The talks are expected to be tense after Pakistan, despite US objections, renewed this week its commitment to the Iran gas pipeline project.

Washington has long been pushing Islamabad to stay away from the project warning that the economic sanctions on Iran could affect the pipeline.

In recent months, Pakistan has reached out to its neighbours including Iran and China in an effort to offset the possible fallout of its strained ties with the US.

Last week, Prime Minister Yousaf Raza Gilani told the visiting Iranian foreign minister that Pakistan has decided to reach out to its neighbouring countries such as Iran, Afghanistan, India, China, Russia and central Asian states to improve its relations in qualitative terms.

Despite PM Gilani’s remarks, the energy dialogue appears to suggest that Pakistan considers the US help key to meeting its future energy demands.

Ahead of the talks, US envoy Pascual along with other officials met Qamar to review cooperation between the two countries in the energy sector.

According to an official statement, Pascual told the minister that the US is keen to address the energy issues and to support the future water and power projects in Pakistan.

Some programmes are already underway through USAID and more will be discussed for financial and technical cooperation in the Pak-US Energy Dialogue, he added.

During the two-day discussions, the two sides will discuss the possibility of US financing the Diamer Basha Dam.

The US had already agreed to finance part of the project despite Indian objections, which considered northern areas as disputed territory where the proposed dam is being built.

The US move will allow other international financial institutions to finance the mega project.

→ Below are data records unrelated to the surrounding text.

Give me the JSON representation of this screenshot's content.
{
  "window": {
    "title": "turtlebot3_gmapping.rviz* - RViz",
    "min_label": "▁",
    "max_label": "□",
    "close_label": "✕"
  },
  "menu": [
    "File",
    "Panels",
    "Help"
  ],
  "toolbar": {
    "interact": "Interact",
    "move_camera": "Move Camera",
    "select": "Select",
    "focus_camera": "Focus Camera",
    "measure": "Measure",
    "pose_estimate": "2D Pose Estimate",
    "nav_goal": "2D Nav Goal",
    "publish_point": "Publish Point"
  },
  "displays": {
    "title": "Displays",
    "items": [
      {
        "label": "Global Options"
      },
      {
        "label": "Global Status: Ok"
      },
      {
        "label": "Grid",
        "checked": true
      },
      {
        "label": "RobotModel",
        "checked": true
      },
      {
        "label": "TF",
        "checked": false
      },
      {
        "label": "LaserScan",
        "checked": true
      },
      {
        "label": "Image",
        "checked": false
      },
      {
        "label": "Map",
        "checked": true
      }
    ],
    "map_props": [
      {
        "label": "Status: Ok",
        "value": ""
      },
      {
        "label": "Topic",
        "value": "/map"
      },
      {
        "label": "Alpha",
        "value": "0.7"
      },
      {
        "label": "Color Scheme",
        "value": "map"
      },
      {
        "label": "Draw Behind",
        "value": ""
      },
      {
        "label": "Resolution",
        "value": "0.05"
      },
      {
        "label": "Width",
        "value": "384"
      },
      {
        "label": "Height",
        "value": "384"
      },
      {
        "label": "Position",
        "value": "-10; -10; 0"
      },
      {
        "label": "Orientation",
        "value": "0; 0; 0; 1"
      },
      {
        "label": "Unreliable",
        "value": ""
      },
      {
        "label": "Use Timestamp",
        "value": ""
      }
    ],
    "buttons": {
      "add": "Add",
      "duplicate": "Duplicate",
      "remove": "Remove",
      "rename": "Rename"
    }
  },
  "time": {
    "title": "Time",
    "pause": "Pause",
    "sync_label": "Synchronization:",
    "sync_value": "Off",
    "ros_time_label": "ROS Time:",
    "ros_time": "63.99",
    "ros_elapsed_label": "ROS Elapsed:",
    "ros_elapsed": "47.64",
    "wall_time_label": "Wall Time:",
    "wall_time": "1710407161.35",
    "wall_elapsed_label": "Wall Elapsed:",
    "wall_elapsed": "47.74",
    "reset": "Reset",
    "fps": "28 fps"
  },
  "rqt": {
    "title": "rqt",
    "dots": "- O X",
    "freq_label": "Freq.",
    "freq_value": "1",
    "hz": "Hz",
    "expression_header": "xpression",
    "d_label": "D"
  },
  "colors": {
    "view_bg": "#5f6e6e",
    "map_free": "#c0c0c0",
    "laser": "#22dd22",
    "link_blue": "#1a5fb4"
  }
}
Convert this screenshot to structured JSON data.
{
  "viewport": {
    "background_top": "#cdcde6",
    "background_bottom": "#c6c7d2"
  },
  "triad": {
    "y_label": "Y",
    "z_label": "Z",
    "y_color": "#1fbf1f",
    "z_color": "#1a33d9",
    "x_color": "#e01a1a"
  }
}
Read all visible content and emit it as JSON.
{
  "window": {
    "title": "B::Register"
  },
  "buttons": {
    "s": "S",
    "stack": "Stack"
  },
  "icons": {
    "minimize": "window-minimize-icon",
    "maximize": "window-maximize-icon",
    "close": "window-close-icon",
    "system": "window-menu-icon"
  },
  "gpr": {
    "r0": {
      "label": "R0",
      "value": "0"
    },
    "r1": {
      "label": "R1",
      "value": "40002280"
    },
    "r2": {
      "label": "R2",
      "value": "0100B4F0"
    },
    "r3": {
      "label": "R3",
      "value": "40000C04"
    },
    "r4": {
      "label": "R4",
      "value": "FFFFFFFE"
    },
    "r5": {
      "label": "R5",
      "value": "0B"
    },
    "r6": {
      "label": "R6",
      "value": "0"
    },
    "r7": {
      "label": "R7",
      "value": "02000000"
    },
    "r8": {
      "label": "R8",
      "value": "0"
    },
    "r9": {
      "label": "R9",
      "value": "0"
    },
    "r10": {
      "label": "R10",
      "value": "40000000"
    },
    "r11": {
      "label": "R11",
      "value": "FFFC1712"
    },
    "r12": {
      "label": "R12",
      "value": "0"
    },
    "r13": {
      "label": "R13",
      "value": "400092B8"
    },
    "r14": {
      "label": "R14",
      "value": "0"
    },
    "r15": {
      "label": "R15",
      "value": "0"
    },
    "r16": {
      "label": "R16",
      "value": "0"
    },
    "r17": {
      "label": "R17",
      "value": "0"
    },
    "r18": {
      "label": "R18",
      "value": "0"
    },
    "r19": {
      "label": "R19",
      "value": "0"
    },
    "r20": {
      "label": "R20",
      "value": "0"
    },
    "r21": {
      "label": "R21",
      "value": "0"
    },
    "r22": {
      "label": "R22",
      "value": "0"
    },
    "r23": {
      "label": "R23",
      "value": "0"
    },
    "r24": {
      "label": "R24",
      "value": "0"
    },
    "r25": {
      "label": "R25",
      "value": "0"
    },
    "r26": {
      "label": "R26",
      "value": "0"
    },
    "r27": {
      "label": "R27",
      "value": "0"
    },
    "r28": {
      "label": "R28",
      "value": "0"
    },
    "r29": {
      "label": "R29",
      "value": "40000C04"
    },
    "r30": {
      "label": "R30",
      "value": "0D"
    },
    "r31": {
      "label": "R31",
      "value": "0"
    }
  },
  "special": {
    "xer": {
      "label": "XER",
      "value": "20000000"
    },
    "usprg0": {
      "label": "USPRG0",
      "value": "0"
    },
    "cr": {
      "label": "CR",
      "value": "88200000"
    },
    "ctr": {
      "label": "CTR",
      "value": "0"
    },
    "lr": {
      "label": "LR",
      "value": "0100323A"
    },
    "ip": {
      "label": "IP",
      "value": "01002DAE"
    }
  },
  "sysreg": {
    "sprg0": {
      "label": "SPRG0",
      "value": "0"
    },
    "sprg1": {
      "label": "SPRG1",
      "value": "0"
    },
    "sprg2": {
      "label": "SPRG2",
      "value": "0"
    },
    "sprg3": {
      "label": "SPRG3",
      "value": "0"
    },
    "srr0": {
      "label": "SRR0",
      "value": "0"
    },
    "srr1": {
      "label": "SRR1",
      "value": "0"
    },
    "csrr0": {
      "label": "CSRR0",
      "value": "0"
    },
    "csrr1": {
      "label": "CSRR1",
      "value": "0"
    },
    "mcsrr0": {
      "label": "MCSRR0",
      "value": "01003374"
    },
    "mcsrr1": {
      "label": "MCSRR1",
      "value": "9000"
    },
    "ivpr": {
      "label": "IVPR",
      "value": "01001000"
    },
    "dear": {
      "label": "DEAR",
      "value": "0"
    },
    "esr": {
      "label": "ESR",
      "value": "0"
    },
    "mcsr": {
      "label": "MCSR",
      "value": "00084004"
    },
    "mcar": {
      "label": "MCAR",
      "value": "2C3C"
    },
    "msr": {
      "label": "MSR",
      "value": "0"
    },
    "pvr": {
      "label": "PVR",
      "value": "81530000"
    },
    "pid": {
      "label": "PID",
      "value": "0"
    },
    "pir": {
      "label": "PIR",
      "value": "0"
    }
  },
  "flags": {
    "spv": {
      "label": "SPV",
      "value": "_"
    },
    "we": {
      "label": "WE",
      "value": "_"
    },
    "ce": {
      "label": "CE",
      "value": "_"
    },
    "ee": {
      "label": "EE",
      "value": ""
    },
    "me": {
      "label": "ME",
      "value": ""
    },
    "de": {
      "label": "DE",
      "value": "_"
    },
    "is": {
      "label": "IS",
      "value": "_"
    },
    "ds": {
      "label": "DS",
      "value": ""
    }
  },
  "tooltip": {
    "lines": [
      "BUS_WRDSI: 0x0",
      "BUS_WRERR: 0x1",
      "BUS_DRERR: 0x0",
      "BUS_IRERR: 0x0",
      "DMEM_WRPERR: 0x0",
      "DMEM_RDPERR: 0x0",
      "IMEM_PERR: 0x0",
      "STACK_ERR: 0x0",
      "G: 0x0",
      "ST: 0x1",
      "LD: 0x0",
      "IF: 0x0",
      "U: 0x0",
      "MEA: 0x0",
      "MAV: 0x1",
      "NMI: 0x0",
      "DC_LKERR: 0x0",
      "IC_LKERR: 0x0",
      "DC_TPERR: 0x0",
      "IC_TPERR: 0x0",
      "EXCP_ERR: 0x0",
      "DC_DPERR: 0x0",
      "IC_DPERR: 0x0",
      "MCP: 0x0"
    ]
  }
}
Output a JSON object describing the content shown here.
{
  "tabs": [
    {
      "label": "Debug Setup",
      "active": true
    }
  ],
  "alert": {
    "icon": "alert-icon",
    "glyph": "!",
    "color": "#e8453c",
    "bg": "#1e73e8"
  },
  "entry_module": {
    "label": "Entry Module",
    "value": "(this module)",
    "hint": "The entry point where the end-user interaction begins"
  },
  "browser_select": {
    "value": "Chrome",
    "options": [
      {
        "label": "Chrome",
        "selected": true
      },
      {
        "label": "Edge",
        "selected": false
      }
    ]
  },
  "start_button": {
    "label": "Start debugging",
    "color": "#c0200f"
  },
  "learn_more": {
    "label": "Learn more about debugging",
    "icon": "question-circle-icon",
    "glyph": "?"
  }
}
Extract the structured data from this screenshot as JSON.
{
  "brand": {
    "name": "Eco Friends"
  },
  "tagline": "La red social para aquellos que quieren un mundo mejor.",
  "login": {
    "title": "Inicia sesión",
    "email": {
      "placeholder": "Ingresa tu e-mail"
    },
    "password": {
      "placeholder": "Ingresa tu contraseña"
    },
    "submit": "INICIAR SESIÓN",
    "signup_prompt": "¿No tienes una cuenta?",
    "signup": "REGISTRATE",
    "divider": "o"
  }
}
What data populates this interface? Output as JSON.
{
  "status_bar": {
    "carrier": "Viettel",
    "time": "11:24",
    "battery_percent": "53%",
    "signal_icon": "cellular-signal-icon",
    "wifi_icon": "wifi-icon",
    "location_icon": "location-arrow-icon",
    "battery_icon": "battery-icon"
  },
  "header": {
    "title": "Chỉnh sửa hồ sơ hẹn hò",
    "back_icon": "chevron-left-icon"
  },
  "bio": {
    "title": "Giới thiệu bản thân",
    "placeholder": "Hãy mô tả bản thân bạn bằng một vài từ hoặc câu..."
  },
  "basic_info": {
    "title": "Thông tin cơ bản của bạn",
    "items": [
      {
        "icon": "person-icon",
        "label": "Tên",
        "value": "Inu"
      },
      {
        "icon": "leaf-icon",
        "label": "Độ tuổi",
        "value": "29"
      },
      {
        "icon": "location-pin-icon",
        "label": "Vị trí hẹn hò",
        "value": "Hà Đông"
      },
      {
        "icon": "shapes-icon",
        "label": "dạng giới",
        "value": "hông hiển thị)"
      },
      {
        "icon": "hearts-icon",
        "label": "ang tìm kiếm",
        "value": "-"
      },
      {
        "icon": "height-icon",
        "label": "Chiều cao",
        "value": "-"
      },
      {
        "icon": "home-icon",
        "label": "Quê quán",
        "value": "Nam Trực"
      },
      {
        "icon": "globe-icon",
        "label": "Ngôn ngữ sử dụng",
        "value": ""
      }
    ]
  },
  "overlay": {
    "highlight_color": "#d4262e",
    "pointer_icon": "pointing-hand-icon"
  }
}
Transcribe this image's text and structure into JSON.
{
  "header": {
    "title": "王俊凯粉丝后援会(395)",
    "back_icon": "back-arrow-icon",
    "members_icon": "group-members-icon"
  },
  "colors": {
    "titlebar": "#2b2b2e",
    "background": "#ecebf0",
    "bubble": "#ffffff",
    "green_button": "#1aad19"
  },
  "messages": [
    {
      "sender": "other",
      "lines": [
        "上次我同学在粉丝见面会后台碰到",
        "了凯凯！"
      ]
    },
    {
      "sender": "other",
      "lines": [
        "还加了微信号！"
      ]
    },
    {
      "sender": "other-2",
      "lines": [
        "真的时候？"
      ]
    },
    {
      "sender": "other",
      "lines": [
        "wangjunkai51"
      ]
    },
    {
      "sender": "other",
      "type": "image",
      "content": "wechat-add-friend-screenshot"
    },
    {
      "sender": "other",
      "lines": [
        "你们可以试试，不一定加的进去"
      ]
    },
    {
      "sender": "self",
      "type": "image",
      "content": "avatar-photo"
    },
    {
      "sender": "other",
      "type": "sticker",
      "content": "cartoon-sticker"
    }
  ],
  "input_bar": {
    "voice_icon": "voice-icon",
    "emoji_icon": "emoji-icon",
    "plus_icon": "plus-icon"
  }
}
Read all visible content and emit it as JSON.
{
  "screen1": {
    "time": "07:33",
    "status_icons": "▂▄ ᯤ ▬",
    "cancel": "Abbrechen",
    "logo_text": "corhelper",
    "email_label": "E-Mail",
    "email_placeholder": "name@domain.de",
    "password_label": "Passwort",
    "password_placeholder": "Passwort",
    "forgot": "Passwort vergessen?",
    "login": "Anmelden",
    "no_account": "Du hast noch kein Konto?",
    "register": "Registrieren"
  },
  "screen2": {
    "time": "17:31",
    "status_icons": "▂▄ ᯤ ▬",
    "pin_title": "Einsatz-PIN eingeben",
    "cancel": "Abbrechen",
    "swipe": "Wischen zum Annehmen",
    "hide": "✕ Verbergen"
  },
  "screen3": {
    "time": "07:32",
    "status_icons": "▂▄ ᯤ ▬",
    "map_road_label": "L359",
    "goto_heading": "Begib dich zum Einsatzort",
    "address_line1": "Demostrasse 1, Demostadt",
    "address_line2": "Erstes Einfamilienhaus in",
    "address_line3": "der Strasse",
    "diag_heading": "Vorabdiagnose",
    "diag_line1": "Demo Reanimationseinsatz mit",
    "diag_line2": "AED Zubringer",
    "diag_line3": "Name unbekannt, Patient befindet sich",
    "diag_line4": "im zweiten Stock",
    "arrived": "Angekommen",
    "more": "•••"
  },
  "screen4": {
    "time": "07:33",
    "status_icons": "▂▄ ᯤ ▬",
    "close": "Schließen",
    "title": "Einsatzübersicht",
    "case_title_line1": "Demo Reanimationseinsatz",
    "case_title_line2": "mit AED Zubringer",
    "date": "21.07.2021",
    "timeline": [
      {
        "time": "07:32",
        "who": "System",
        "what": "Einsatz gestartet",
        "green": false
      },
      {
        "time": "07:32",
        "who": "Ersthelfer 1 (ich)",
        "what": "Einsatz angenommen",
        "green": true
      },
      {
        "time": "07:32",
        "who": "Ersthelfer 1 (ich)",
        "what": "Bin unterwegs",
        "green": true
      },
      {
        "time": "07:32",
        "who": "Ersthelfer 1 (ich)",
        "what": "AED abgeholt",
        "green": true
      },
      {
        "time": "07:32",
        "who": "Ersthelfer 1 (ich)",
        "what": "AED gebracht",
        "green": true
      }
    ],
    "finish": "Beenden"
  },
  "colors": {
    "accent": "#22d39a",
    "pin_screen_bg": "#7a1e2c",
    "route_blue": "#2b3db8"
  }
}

Naveed Qamar told the US envoy that Pakistan is looking forward to future projects and “the energy dialogue will help both countries to enhance their cooperation keeping in view the future electricity requirements”.

Published in The Express Tribune, September 14th,  2011.


Observer | 10 years ago | Reply

@amin: I was replying to Imran who seemed to expect the US to solve Pakistan's problems. Anyways, Pakistani leaders have been begging the US to solve Pakistan's energy, education etc. problems for the past 10 years. Why?

The Iran project is good. Why hadn't Pakistan done that 20 years ago? Why the delay? More importantly, why hasn't the Pakistani establishment taken steps to implement coal, wind and solar powered energy projects on its own? Why has Pakistan has been asking the US for help with primary/secondary education?

My bet is that Pakistan is not really serious about the Iran project but now pushing the project just to spite the US in an attempt at extracting more money from the Americans.

Noor | 10 years ago | Reply

Besharam hukamrano!

ab to sharam kar lo.

such instructions show, how sincere they are with us.

our people are suffering from high fuel prices, not getting gas even for cooking, industries damned to freezing, economy getting dead, unemployment causing frustration & increase in crimes, and they......... while sitting in there environmentally controlled, most facilitated DENs, they want us to abandon even this deal????????????????

Replying to X

Comments are moderated and generally will be posted if they are on-topic and not abusive.

For more information, please see our Comments FAQ


Most Read